George Simon, a member of the Guyanese First Peoples nation, the Lokono, is a visual artist and archaeologist who has recently (in 2011) made an archaeological discovery in Guyana that might cause history books about the pre-Columbian past of the Americas, and world civilization, to be radically rewritten.
As part of a team of archaeologists including members from the University of Wisconsin, and the University of Florida, Simon examined a field of man-made mounds stretching hundreds of miles between the Berbice and Corentyne rivers dating 5,000 years before the present era. The findings provide evidence that complex, populous settlements existed in this part of the world before Stonehenge in Britain and the Pyramids in Egypt.
Simon was educated in fine art at the University of Portsmouth and London University in the UK in fine art (printmaking, 1978) and archaeology (field and analytical techniques, 1994) respectively. He returned to Guyana in 1978 and became an instructor at the Burrowes School of Art in Guyana and later the University of Guyana. At Burrowes, he worked closely with its founder, the acclaimed Guyanese archaeologist, artist, novelist and anthropologist, Denis Williams, and continued to work with, and be influenced by Williams at the Walter Roth Museum in Guyana.
In addition to his work as an archaeologist, Simon is also a fine artist and teacher. His work (mainly painting) draws on First Peoples’ myth, legend, and spiritual beliefs. He has had several international exhibitions in Europe (Spain and France), New York (at the Museum of Natural History), Chad, Barbados and Montreal, Canada. But more important than his work as an artist is his work as a teacher.
In Guyana and the various countries he has visited (including Chad and Haiti) Simon has set up schools in art and English. He has been responsible for major art training initiatives in Guyana among his own Lokono Nation, in their community of St Cuthbert’s mission, and others, like the Makushi, and has helped indigenous artists to emerge into wider attention and acclaim.

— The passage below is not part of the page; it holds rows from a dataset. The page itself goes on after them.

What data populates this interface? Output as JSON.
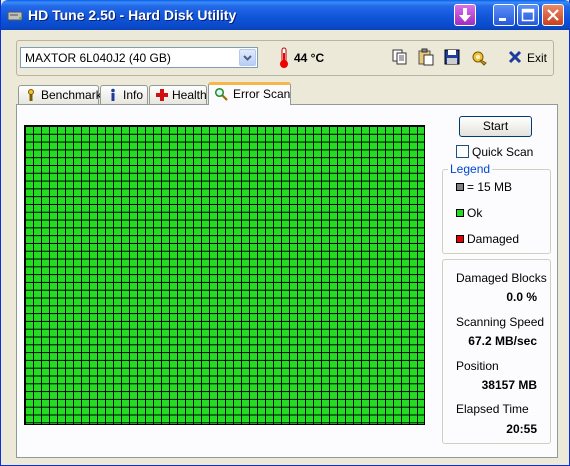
{
  "window": {
    "title": "HD Tune 2.50 - Hard Disk Utility"
  },
  "toolbar": {
    "drive_selected": "MAXTOR 6L040J2 (40 GB)",
    "temperature": "44 °C",
    "exit_label": "Exit"
  },
  "tabs": [
    {
      "label": "Benchmark",
      "icon": "benchmark-icon",
      "active": false
    },
    {
      "label": "Info",
      "icon": "info-icon",
      "active": false
    },
    {
      "label": "Health",
      "icon": "health-cross-icon",
      "active": false
    },
    {
      "label": "Error Scan",
      "icon": "magnifier-icon",
      "active": true
    }
  ],
  "scan": {
    "start_label": "Start",
    "quick_scan_label": "Quick Scan",
    "quick_scan_checked": false,
    "block_color_ok": "#22dd22"
  },
  "legend": {
    "title": "Legend",
    "items": [
      {
        "label": "= 15 MB",
        "color": "#808080"
      },
      {
        "label": "Ok",
        "color": "#22dd22"
      },
      {
        "label": "Damaged",
        "color": "#e00000"
      }
    ]
  },
  "stats": {
    "damaged_blocks_label": "Damaged Blocks",
    "damaged_blocks_value": "0.0 %",
    "scanning_speed_label": "Scanning Speed",
    "scanning_speed_value": "67.2 MB/sec",
    "position_label": "Position",
    "position_value": "38157 MB",
    "elapsed_time_label": "Elapsed Time",
    "elapsed_time_value": "20:55"
  }
}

Simon has been recognized by the Guyanese government with a National Visual Arts Award, and the Golden Arrow of Achievement (AA).